During the time that Tomoko majored in Music at Tokyo National University, she studied with Austrian piano composer Max Egger, who was ending his musical career at that time, dying in 1962.
Max Egger was born in 1863, and was known as a mentor for professional piano performers and composers, such as Jean-Jacques Hauser, Peter Feuchtwanger, Yuko Ninomiya, and Kiyoko Takeuti.
He was also a performer and composer in his own right. His first opera was “Frau Holda” in 1908. The main character is a Teutonic mythological character who rides the winter science, shakes out her featherbed to make show fall, and watches over women at their spinner.

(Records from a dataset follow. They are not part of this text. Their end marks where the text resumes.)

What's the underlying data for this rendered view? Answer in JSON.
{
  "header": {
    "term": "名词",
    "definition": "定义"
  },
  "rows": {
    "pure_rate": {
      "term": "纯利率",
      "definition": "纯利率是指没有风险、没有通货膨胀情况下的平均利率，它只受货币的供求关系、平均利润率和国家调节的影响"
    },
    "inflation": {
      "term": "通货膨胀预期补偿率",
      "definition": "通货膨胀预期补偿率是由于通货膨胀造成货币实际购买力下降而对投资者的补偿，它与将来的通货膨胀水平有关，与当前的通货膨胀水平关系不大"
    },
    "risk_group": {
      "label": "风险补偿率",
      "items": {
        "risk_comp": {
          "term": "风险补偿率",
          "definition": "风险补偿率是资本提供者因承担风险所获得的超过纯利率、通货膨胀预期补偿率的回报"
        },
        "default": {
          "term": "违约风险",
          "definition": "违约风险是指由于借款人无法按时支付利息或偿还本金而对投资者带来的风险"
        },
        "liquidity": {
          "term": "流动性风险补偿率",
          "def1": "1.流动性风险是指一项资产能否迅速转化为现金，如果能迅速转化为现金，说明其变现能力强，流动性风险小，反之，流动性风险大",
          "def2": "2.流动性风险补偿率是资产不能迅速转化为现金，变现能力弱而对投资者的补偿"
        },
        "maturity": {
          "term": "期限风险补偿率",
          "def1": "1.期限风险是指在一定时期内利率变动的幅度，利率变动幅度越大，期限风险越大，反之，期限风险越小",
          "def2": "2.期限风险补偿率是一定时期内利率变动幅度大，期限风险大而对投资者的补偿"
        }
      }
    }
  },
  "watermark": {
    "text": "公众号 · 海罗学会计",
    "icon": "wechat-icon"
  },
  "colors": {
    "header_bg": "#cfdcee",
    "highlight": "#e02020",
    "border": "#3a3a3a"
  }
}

Other operas written by Egger included “Der Trentajer,” “Der Pathe des Todes,” and “Hexenliebe.” He also performed as part of Sad Sillertaler Trio Mayrhofen, which produced several albums. His most famous recording is the 2018 Max Egger Memorial album.
The Japanese music scene appreciated European music as part of their effort to cull the best from Western culture, and encouraged European musicians and composers such as Max Egger to perform and teach in-country. Germanic musicians were particularly in favor.
Tomoko carries on that love of European piano compositions, be it Schumann or Mozart. She also married an Hungarian and has visited Europe several times.